Paid sick leave is also incredibly important from a public health perspective. For proof, we needn’t look much further than the 2009 H1N1 scare. Xenia Scheil-Adlung and Lydia Sandner, of the World Health Organization, pointed to the following alarming statistics in their 2010 background paper on paid sick leave.
“In 2009, when the economic crisis and the H1N1 pandemic occurred simultaneously, an alarming number of employees without the possibility of taking paid sick leave days attended work while being sick. This allowed H1N1 to spread into the workplace causing infections of some 7 million co-workers in the USA alone. […] Fears of losing one’s job, restructuring, downsizing, and financial worries were identified as reasons for the dangerous and costly presence of the sick at work.”
The same report points out that working while sick leads to reduced productivity: “up to three times higher than loss of productivity due to sickness-related absence”.

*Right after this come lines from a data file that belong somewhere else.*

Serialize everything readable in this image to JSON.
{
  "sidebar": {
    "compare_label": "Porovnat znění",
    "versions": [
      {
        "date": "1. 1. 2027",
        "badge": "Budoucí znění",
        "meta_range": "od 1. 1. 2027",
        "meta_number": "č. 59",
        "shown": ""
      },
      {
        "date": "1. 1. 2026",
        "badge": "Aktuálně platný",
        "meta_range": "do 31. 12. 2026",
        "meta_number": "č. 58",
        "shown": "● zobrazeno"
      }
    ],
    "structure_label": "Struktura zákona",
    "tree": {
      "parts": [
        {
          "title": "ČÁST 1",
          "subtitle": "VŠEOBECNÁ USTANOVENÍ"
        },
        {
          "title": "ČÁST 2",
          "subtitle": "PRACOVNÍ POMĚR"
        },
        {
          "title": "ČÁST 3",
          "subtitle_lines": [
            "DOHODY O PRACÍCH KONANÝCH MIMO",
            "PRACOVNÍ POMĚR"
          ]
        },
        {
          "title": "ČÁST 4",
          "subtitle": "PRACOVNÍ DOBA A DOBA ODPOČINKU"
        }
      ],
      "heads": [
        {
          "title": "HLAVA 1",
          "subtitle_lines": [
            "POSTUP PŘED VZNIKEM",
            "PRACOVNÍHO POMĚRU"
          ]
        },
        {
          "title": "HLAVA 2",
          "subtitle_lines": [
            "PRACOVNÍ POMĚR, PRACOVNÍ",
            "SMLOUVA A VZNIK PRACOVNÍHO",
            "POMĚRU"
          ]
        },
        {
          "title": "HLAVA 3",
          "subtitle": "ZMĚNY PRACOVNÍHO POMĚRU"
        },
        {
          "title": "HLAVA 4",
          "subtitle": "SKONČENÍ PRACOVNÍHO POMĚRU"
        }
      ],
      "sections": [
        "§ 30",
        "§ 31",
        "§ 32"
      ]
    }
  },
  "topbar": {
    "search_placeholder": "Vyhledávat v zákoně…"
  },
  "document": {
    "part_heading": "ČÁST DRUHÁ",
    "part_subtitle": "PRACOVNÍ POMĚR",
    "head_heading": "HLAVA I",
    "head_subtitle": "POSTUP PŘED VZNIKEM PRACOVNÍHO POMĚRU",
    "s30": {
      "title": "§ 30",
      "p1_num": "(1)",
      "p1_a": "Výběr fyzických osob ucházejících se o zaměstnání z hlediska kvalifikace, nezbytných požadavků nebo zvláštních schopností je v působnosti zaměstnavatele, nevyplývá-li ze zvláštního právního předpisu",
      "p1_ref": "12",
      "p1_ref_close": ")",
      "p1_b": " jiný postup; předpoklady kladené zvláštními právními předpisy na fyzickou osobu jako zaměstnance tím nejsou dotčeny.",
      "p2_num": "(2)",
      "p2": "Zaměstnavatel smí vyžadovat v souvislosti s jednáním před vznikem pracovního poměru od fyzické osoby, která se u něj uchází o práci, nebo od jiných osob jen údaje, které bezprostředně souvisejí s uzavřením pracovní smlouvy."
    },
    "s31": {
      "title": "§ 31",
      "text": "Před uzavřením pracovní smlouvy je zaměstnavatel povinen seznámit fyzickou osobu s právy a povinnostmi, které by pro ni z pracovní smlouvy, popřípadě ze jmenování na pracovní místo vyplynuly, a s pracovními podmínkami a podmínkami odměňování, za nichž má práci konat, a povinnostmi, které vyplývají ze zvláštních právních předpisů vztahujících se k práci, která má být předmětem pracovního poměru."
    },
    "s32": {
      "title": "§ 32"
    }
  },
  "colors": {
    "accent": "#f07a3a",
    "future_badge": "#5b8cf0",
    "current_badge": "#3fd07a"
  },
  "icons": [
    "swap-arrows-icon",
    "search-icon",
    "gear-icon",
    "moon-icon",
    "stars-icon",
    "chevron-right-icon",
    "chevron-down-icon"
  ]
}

A likely outcome of cutting sick days is a high degree of presenteeism: coming to work while sick. Other factors that have been found to lead to presenteeism include heavier workload and concerns about job security related to downsizing and restructuring; situations that are all-too common in this era of public sector job cuts.
At the end of the day, even guilt about missing work contributes to presenteeism. Even when employees have access to paid sick days, 28% of them still show up for work. Without sick days, that number spikes to 48%.
Another study, conducted just last year by University of Pittsburgh researchers, found that the 11.54% of influenza transmission was attributable to the workplace. Presenteeism accounted for 72% of the virus’ spread.
In that study, having access to paid sick days helped decrease the rate of transmission by 5.86% (bear in mind, Americans who have paid sick days don’t have many of them to begin with!). When researchers added an additional day or two, termed “flu days”, more employees stayed home. The rate of transmission decreased by 25.33% in workplaces given one flu day; 39.22% in workplaces given two days.
Over and above providing viruses with a larger breeding ground, presenteeism presents a very real life-and-death risk for individuals who have weakened immune systems, including pregnant women who risk more serious health problems to their unborn baby.
But you don’t need an impaired immune system to suffer the consequences of presenteeism.
The National Institute for Occupational Safety and Health in the US also found that employees who have access to sick leave are 28% less likely to be injured in the workplace.
“Expanding sick leave programs might help businesses reduce the incidence of nonfatal occupational injuries,” the study concluded.
So, let’s just say that there’s a lot of evidence out there against Harper’s “go-to-work sick plan”. But then again, the Harper government’s never been one to be swayed by “facts” and “science”.
Sick leave is incredibly important. Let’s show our bargaining team some solidarity!